▶ _Brief_:
Each record below needs to be reproduced precisely, though not its pictures.

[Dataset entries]
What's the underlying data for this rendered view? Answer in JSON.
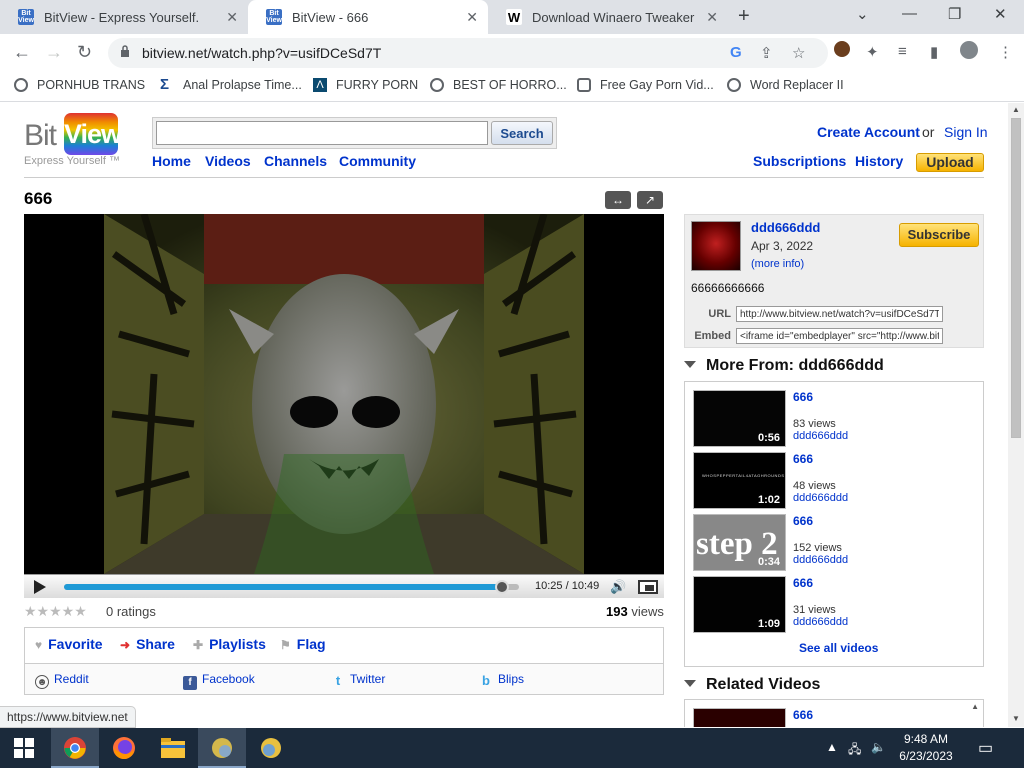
{
  "browser": {
    "tabs": [
      {
        "title": "BitView - Express Yourself.",
        "favicon": "bitview-favicon",
        "active": false
      },
      {
        "title": "BitView - 666",
        "favicon": "bitview-favicon",
        "active": true
      },
      {
        "title": "Download Winaero Tweaker",
        "favicon": "winaero-favicon",
        "active": false
      }
    ],
    "favicon_bitview_text": "Bit View",
    "favicon_winaero_text": "W",
    "url": "bitview.net/watch.php?v=usifDCeSd7T",
    "bookmarks": [
      {
        "label": "PORNHUB TRANS",
        "icon": "globe-icon"
      },
      {
        "label": "Anal Prolapse Time...",
        "icon": "sigma-icon"
      },
      {
        "label": "FURRY PORN",
        "icon": "triangle-icon"
      },
      {
        "label": "BEST OF HORRO...",
        "icon": "globe-icon"
      },
      {
        "label": "Free Gay Porn Vid...",
        "icon": "puzzle-icon"
      },
      {
        "label": "Word Replacer II",
        "icon": "globe-icon"
      }
    ]
  },
  "site": {
    "logo_bit": "Bit",
    "logo_view": "View",
    "tagline": "Express Yourself ™",
    "search_placeholder": "",
    "search_button": "Search",
    "nav": [
      "Home",
      "Videos",
      "Channels",
      "Community"
    ],
    "create_account": "Create Account",
    "or": "or",
    "sign_in": "Sign In",
    "subscriptions": "Subscriptions",
    "history": "History",
    "upload": "Upload"
  },
  "video": {
    "title": "666",
    "time_current": "10:25",
    "time_separator": "/",
    "time_total": "10:49",
    "progress_fraction": 0.962,
    "stars": "★★★★★",
    "ratings": "0 ratings",
    "views_count": "193",
    "views_label": "views",
    "actions": [
      "Favorite",
      "Share",
      "Playlists",
      "Flag"
    ],
    "share_links": [
      "Reddit",
      "Facebook",
      "Twitter",
      "Blips"
    ]
  },
  "uploader": {
    "name": "ddd666ddd",
    "date": "Apr 3, 2022",
    "more_info": "(more info)",
    "subscribe": "Subscribe",
    "description": "66666666666",
    "url_label": "URL",
    "url_value": "http://www.bitview.net/watch?v=usifDCeSd7T",
    "embed_label": "Embed",
    "embed_value": "<iframe id=\"embedplayer\" src=\"http://www.bit"
  },
  "more_from": {
    "heading": "More From: ddd666ddd",
    "videos": [
      {
        "title": "666",
        "views": "83 views",
        "user": "ddd666ddd",
        "duration": "0:56"
      },
      {
        "title": "666",
        "views": "48 views",
        "user": "ddd666ddd",
        "duration": "1:02"
      },
      {
        "title": "666",
        "views": "152 views",
        "user": "ddd666ddd",
        "duration": "0:34"
      },
      {
        "title": "666",
        "views": "31 views",
        "user": "ddd666ddd",
        "duration": "1:09"
      }
    ],
    "thumb2_text": "WHOSPEPPERTAIL4ATAGHROUNDS",
    "thumb3_text": "step 2",
    "see_all": "See all videos"
  },
  "related": {
    "heading": "Related Videos",
    "first_title": "666"
  },
  "status_url": "https://www.bitview.net",
  "taskbar": {
    "time": "9:48 AM",
    "date": "6/23/2023"
  }
}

▶ _Solution for this task_:
What's the underlying data for this rendered view? Answer in JSON.
{
  "browser": {
    "tabs": [
      {
        "title": "BitView - Express Yourself.",
        "favicon": "bitview-favicon",
        "active": false
      },
      {
        "title": "BitView - 666",
        "favicon": "bitview-favicon",
        "active": true
      },
      {
        "title": "Download Winaero Tweaker",
        "favicon": "winaero-favicon",
        "active": false
      }
    ],
    "favicon_bitview_text": "Bit View",
    "favicon_winaero_text": "W",
    "url": "bitview.net/watch.php?v=usifDCeSd7T",
    "bookmarks": [
      {
        "label": "PORNHUB TRANS",
        "icon": "globe-icon"
      },
      {
        "label": "Anal Prolapse Time...",
        "icon": "sigma-icon"
      },
      {
        "label": "FURRY PORN",
        "icon": "triangle-icon"
      },
      {
        "label": "BEST OF HORRO...",
        "icon": "globe-icon"
      },
      {
        "label": "Free Gay Porn Vid...",
        "icon": "puzzle-icon"
      },
      {
        "label": "Word Replacer II",
        "icon": "globe-icon"
      }
    ]
  },
  "site": {
    "logo_bit": "Bit",
    "logo_view": "View",
    "tagline": "Express Yourself ™",
    "search_placeholder": "",
    "search_button": "Search",
    "nav": [
      "Home",
      "Videos",
      "Channels",
      "Community"
    ],
    "create_account": "Create Account",
    "or": "or",
    "sign_in": "Sign In",
    "subscriptions": "Subscriptions",
    "history": "History",
    "upload": "Upload"
  },
  "video": {
    "title": "666",
    "time_current": "10:25",
    "time_separator": "/",
    "time_total": "10:49",
    "progress_fraction": 0.962,
    "stars": "★★★★★",
    "ratings": "0 ratings",
    "views_count": "193",
    "views_label": "views",
    "actions": [
      "Favorite",
      "Share",
      "Playlists",
      "Flag"
    ],
    "share_links": [
      "Reddit",
      "Facebook",
      "Twitter",
      "Blips"
    ]
  },
  "uploader": {
    "name": "ddd666ddd",
    "date": "Apr 3, 2022",
    "more_info": "(more info)",
    "subscribe": "Subscribe",
    "description": "66666666666",
    "url_label": "URL",
    "url_value": "http://www.bitview.net/watch?v=usifDCeSd7T",
    "embed_label": "Embed",
    "embed_value": "<iframe id=\"embedplayer\" src=\"http://www.bit"
  },
  "more_from": {
    "heading": "More From: ddd666ddd",
    "videos": [
      {
        "title": "666",
        "views": "83 views",
        "user": "ddd666ddd",
        "duration": "0:56"
      },
      {
        "title": "666",
        "views": "48 views",
        "user": "ddd666ddd",
        "duration": "1:02"
      },
      {
        "title": "666",
        "views": "152 views",
        "user": "ddd666ddd",
        "duration": "0:34"
      },
      {
        "title": "666",
        "views": "31 views",
        "user": "ddd666ddd",
        "duration": "1:09"
      }
    ],
    "thumb2_text": "WHOSPEPPERTAIL4ATAGHROUNDS",
    "thumb3_text": "step 2",
    "see_all": "See all videos"
  },
  "related": {
    "heading": "Related Videos",
    "first_title": "666"
  },
  "status_url": "https://www.bitview.net",
  "taskbar": {
    "time": "9:48 AM",
    "date": "6/23/2023"
  }
}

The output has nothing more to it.